**Assignment:** Find each line below that includes "title", then copy it.

**Entries provided:**

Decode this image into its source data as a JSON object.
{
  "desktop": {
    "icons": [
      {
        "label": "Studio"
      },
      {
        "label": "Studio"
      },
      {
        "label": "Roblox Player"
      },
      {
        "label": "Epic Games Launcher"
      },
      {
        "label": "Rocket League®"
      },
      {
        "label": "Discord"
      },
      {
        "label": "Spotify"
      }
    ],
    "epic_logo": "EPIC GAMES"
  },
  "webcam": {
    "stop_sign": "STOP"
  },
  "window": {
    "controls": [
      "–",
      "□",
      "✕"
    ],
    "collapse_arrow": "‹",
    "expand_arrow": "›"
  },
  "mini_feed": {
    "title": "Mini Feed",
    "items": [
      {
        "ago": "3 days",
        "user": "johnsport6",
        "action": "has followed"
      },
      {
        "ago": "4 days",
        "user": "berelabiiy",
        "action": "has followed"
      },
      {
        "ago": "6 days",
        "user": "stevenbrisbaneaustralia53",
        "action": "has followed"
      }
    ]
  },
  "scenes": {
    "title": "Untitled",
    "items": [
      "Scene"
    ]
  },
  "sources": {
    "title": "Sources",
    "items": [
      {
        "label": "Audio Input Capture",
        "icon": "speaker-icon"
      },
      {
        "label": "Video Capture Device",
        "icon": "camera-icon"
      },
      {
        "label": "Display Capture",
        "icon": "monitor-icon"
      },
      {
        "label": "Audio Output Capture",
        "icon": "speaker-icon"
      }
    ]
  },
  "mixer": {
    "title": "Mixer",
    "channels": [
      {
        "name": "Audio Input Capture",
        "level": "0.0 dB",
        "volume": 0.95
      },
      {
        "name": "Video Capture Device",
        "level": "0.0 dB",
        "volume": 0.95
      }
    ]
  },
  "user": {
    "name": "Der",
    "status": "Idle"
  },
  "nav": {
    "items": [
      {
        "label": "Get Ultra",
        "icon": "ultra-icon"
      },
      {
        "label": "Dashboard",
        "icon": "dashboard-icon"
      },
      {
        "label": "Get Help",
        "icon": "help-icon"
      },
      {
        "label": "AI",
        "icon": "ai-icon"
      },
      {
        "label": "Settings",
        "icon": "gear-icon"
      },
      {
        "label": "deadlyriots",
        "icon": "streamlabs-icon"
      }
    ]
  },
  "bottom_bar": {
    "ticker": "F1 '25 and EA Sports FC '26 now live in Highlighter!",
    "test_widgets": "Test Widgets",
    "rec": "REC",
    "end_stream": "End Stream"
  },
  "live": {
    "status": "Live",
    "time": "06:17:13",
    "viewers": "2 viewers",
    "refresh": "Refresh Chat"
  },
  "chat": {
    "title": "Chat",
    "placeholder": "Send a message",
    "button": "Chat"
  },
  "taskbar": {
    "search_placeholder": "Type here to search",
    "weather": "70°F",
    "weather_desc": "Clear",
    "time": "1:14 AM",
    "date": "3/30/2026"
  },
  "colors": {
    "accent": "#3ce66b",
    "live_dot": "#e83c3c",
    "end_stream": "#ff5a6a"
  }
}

**Exercise answer:**
    "title": "Mini Feed",
    "title": "Untitled",
    "title": "Sources",
    "title": "Mixer",
    "title": "Chat",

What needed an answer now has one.